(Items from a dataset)
^^^^^^^^^^^^^^^^

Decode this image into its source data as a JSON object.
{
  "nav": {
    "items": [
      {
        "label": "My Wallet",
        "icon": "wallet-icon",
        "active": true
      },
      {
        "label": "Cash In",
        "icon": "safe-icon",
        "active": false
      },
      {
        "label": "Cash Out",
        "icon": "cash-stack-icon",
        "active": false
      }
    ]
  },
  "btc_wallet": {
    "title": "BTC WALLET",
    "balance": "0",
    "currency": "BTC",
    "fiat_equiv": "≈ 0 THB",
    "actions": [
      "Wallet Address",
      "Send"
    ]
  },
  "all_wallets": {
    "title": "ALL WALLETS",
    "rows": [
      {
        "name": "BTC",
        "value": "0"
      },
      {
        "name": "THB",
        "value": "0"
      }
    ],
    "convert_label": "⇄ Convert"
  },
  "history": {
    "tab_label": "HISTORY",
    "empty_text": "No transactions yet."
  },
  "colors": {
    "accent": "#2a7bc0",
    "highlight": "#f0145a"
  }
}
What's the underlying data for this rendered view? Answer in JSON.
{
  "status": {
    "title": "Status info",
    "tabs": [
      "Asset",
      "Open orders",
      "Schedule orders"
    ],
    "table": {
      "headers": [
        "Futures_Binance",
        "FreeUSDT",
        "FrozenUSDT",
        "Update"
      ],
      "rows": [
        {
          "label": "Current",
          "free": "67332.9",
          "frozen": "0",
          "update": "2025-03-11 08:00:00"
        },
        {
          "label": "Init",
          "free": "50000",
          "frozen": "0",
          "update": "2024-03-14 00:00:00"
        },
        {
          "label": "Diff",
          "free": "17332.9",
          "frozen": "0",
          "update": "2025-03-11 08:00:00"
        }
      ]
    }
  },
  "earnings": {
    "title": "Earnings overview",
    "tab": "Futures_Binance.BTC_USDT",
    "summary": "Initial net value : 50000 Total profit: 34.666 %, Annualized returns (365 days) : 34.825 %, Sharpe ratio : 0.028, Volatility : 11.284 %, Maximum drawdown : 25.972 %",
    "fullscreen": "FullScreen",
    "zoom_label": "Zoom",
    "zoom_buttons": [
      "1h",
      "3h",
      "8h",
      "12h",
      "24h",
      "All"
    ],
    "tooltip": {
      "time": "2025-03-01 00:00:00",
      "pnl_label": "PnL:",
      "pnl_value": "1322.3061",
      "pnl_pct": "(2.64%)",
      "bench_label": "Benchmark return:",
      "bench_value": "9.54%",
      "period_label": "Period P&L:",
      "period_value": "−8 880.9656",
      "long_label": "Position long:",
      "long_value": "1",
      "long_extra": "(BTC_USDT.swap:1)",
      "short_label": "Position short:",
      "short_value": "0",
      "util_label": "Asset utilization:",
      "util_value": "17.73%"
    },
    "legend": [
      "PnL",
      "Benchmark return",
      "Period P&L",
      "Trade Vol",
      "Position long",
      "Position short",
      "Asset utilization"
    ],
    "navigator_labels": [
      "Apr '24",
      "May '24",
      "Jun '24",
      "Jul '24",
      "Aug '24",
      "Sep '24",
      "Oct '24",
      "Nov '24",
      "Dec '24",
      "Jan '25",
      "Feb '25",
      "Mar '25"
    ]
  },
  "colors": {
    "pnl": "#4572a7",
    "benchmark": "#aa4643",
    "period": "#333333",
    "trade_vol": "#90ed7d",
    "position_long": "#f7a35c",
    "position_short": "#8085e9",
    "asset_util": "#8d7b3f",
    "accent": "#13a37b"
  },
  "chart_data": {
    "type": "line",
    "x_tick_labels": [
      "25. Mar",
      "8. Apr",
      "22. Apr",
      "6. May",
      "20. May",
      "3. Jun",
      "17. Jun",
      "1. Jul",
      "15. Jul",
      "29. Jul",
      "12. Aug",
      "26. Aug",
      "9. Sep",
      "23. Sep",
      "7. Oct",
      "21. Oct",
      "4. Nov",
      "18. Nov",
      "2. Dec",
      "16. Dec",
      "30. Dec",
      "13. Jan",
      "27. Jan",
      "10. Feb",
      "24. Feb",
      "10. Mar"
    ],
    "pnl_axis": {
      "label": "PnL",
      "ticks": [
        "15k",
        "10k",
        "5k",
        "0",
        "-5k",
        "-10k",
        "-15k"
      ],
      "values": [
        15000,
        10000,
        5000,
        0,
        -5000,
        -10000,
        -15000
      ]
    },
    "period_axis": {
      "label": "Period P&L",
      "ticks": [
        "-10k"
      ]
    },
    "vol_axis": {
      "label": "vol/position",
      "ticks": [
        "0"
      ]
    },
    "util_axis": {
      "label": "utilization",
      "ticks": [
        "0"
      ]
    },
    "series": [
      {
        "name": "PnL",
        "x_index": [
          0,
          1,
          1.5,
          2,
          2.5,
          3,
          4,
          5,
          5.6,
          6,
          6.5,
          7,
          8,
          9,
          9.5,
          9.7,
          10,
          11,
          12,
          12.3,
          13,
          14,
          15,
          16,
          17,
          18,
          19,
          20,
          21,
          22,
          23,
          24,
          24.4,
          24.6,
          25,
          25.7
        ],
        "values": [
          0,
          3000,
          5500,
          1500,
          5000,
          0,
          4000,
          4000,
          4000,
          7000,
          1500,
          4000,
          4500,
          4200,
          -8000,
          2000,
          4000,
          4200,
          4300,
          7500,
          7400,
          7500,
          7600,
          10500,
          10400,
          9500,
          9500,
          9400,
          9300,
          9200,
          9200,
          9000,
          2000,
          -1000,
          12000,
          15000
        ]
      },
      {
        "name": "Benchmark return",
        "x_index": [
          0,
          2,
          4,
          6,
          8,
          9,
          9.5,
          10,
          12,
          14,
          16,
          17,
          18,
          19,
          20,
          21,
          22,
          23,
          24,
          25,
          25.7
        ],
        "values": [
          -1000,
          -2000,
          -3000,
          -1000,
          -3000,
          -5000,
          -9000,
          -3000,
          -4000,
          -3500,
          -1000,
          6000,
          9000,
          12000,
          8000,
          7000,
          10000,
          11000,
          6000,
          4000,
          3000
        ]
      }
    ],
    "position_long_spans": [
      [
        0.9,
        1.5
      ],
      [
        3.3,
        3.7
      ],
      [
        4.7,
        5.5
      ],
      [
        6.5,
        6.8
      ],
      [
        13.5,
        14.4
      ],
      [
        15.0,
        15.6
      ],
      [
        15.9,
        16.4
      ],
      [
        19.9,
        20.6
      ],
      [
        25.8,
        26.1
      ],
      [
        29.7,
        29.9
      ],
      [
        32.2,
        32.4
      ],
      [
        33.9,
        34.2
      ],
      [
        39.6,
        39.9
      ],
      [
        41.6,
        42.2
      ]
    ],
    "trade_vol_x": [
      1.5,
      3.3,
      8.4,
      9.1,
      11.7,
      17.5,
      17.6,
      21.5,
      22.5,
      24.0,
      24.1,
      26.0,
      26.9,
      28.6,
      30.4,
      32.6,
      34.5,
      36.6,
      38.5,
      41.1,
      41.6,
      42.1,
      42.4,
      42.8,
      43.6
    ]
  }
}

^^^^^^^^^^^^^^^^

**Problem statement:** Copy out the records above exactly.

**Task output:**
Decode this image into its source data as a JSON object.
{
  "nav": {
    "items": [
      {
        "label": "My Wallet",
        "icon": "wallet-icon",
        "active": true
      },
      {
        "label": "Cash In",
        "icon": "safe-icon",
        "active": false
      },
      {
        "label": "Cash Out",
        "icon": "cash-stack-icon",
        "active": false
      }
    ]
  },
  "btc_wallet": {
    "title": "BTC WALLET",
    "balance": "0",
    "currency": "BTC",
    "fiat_equiv": "≈ 0 THB",
    "actions": [
      "Wallet Address",
      "Send"
    ]
  },
  "all_wallets": {
    "title": "ALL WALLETS",
    "rows": [
      {
        "name": "BTC",
        "value": "0"
      },
      {
        "name": "THB",
        "value": "0"
      }
    ],
    "convert_label": "⇄ Convert"
  },
  "history": {
    "tab_label": "HISTORY",
    "empty_text": "No transactions yet."
  },
  "colors": {
    "accent": "#2a7bc0",
    "highlight": "#f0145a"
  }
}
What's the underlying data for this rendered view? Answer in JSON.
{
  "status": {
    "title": "Status info",
    "tabs": [
      "Asset",
      "Open orders",
      "Schedule orders"
    ],
    "table": {
      "headers": [
        "Futures_Binance",
        "FreeUSDT",
        "FrozenUSDT",
        "Update"
      ],
      "rows": [
        {
          "label": "Current",
          "free": "67332.9",
          "frozen": "0",
          "update": "2025-03-11 08:00:00"
        },
        {
          "label": "Init",
          "free": "50000",
          "frozen": "0",
          "update": "2024-03-14 00:00:00"
        },
        {
          "label": "Diff",
          "free": "17332.9",
          "frozen": "0",
          "update": "2025-03-11 08:00:00"
        }
      ]
    }
  },
  "earnings": {
    "title": "Earnings overview",
    "tab": "Futures_Binance.BTC_USDT",
    "summary": "Initial net value : 50000 Total profit: 34.666 %, Annualized returns (365 days) : 34.825 %, Sharpe ratio : 0.028, Volatility : 11.284 %, Maximum drawdown : 25.972 %",
    "fullscreen": "FullScreen",
    "zoom_label": "Zoom",
    "zoom_buttons": [
      "1h",
      "3h",
      "8h",
      "12h",
      "24h",
      "All"
    ],
    "tooltip": {
      "time": "2025-03-01 00:00:00",
      "pnl_label": "PnL:",
      "pnl_value": "1322.3061",
      "pnl_pct": "(2.64%)",
      "bench_label": "Benchmark return:",
      "bench_value": "9.54%",
      "period_label": "Period P&L:",
      "period_value": "−8 880.9656",
      "long_label": "Position long:",
      "long_value": "1",
      "long_extra": "(BTC_USDT.swap:1)",
      "short_label": "Position short:",
      "short_value": "0",
      "util_label": "Asset utilization:",
      "util_value": "17.73%"
    },
    "legend": [
      "PnL",
      "Benchmark return",
      "Period P&L",
      "Trade Vol",
      "Position long",
      "Position short",
      "Asset utilization"
    ],
    "navigator_labels": [
      "Apr '24",
      "May '24",
      "Jun '24",
      "Jul '24",
      "Aug '24",
      "Sep '24",
      "Oct '24",
      "Nov '24",
      "Dec '24",
      "Jan '25",
      "Feb '25",
      "Mar '25"
    ]
  },
  "colors": {
    "pnl": "#4572a7",
    "benchmark": "#aa4643",
    "period": "#333333",
    "trade_vol": "#90ed7d",
    "position_long": "#f7a35c",
    "position_short": "#8085e9",
    "asset_util": "#8d7b3f",
    "accent": "#13a37b"
  },
  "chart_data": {
    "type": "line",
    "x_tick_labels": [
      "25. Mar",
      "8. Apr",
      "22. Apr",
      "6. May",
      "20. May",
      "3. Jun",
      "17. Jun",
      "1. Jul",
      "15. Jul",
      "29. Jul",
      "12. Aug",
      "26. Aug",
      "9. Sep",
      "23. Sep",
      "7. Oct",
      "21. Oct",
      "4. Nov",
      "18. Nov",
      "2. Dec",
      "16. Dec",
      "30. Dec",
      "13. Jan",
      "27. Jan",
      "10. Feb",
      "24. Feb",
      "10. Mar"
    ],
    "pnl_axis": {
      "label": "PnL",
      "ticks": [
        "15k",
        "10k",
        "5k",
        "0",
        "-5k",
        "-10k",
        "-15k"
      ],
      "values": [
        15000,
        10000,
        5000,
        0,
        -5000,
        -10000,
        -15000
      ]
    },
    "period_axis": {
      "label": "Period P&L",
      "ticks": [
        "-10k"
      ]
    },
    "vol_axis": {
      "label": "vol/position",
      "ticks": [
        "0"
      ]
    },
    "util_axis": {
      "label": "utilization",
      "ticks": [
        "0"
      ]
    },
    "series": [
      {
        "name": "PnL",
        "x_index": [
          0,
          1,
          1.5,
          2,
          2.5,
          3,
          4,
          5,
          5.6,
          6,
          6.5,
          7,
          8,
          9,
          9.5,
          9.7,
          10,
          11,
          12,
          12.3,
          13,
          14,
          15,
          16,
          17,
          18,
          19,
          20,
          21,
          22,
          23,
          24,
          24.4,
          24.6,
          25,
          25.7
        ],
        "values": [
          0,
          3000,
          5500,
          1500,
          5000,
          0,
          4000,
          4000,
          4000,
          7000,
          1500,
          4000,
          4500,
          4200,
          -8000,
          2000,
          4000,
          4200,
          4300,
          7500,
          7400,
          7500,
          7600,
          10500,
          10400,
          9500,
          9500,
          9400,
          9300,
          9200,
          9200,
          9000,
          2000,
          -1000,
          12000,
          15000
        ]
      },
      {
        "name": "Benchmark return",
        "x_index": [
          0,
          2,
          4,
          6,
          8,
          9,
          9.5,
          10,
          12,
          14,
          16,
          17,
          18,
          19,
          20,
          21,
          22,
          23,
          24,
          25,
          25.7
        ],
        "values": [
          -1000,
          -2000,
          -3000,
          -1000,
          -3000,
          -5000,
          -9000,
          -3000,
          -4000,
          -3500,
          -1000,
          6000,
          9000,
          12000,
          8000,
          7000,
          10000,
          11000,
          6000,
          4000,
          3000
        ]
      }
    ],
    "position_long_spans": [
      [
        0.9,
        1.5
      ],
      [
        3.3,
        3.7
      ],
      [
        4.7,
        5.5
      ],
      [
        6.5,
        6.8
      ],
      [
        13.5,
        14.4
      ],
      [
        15.0,
        15.6
      ],
      [
        15.9,
        16.4
      ],
      [
        19.9,
        20.6
      ],
      [
        25.8,
        26.1
      ],
      [
        29.7,
        29.9
      ],
      [
        32.2,
        32.4
      ],
      [
        33.9,
        34.2
      ],
      [
        39.6,
        39.9
      ],
      [
        41.6,
        42.2
      ]
    ],
    "trade_vol_x": [
      1.5,
      3.3,
      8.4,
      9.1,
      11.7,
      17.5,
      17.6,
      21.5,
      22.5,
      24.0,
      24.1,
      26.0,
      26.9,
      28.6,
      30.4,
      32.6,
      34.5,
      36.6,
      38.5,
      41.1,
      41.6,
      42.1,
      42.4,
      42.8,
      43.6
    ]
  }
}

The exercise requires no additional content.